The emotional life of the heroine is important to both Austen and Gaskell, and ideas of interclass sympathy that begin to unfold in Austen’s Emma become fully developed in Gaskell’s North and South. True sympathy for others —sympathy beyond class-ordered compassion—is integral to that emotional life. Gaskell, through Margaret, rejects the idea that sympathy is purely rational, or the result of careful consideration. Like Austen, though, Gaskell does not reject the power of rational thought or knowledge. Future happiness for Emma and Margaret and narrative resolution for Austen and Gaskell depend on each heroine realizing her feelings and acting on newfound self-knowledge. Encounters with those who need sympathy initiate the transformations that each heroine must undergo, and the interplay among a constellation of sympathy, morality, virtue, faith, self-knowledge, and action is key in both novels. Emma captures a transitory moment of social change in early nineteenth-century England, offering points of reflection on sympathy, compassion, class, duty, and morality that allow for their extension into a larger, wider community. From the recognition of the limits of her sympathetic impulse on the road to Highbury and her admonition of Mr. Knightley for his unjust treatment of Frank Churchill, to the recognition of her own unjust treatment of both Miss Bates and Jane Fairfax and her attempts to make restitution, Emma embarks on a journey toward greater self-awareness that depends on careful introspection and consideration of issues affecting her immediate community.
North and South externalizes Emma’s realizations to Margaret’s wider community. In the same way that Margaret impulsively shoves flowers into Bessy’s hand at their first meeting, Margaret’s sympathy for Bessy, for Higgins, for the Boucher family, for the mill workers, and later for John Thornton, comes unbidden, naturally expanding as her knowledge does. Margaret’s spontaneity is equated with sincerity; for Gaskell, sympathy and its moral accompaniments arise not from calculated thought or reason but from genuine concern born from the heart. It was this attitude that Gaskell hoped would inspire actions to stem the tide of social injustice arising from English industrialization. The argument for externality and the extension of one’s self to others depends, however, on the kind of careful considerations of internality and observation recommended in Emma. Reading Emma in the context of Gaskell illuminates Austen’s acute awareness of the shifting social and economic systems in the nineteenth century.
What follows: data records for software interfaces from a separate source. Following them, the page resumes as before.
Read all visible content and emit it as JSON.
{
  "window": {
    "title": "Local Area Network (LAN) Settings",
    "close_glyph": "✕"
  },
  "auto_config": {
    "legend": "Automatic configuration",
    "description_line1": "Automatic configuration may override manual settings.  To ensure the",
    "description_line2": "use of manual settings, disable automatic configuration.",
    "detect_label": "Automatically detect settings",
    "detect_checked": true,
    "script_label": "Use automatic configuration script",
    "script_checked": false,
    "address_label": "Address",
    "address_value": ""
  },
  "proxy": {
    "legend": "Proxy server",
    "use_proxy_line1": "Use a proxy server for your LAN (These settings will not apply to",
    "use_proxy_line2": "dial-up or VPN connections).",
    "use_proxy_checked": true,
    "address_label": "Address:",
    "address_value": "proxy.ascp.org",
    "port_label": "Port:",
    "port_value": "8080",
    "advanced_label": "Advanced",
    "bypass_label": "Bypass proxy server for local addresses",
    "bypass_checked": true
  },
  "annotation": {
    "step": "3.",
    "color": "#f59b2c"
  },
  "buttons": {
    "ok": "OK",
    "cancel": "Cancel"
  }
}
1Consider, for example, working-class community support for the Boucher family after the death of Mr. Boucher when his children are distributed among other mill families.
3In his comparison of Austen and William Cobbett, MacIntyre finds Austen’s economic concerns so central to her work that he quotes David Daiches, who refers to Austen as a “Marxist before Marx” (239).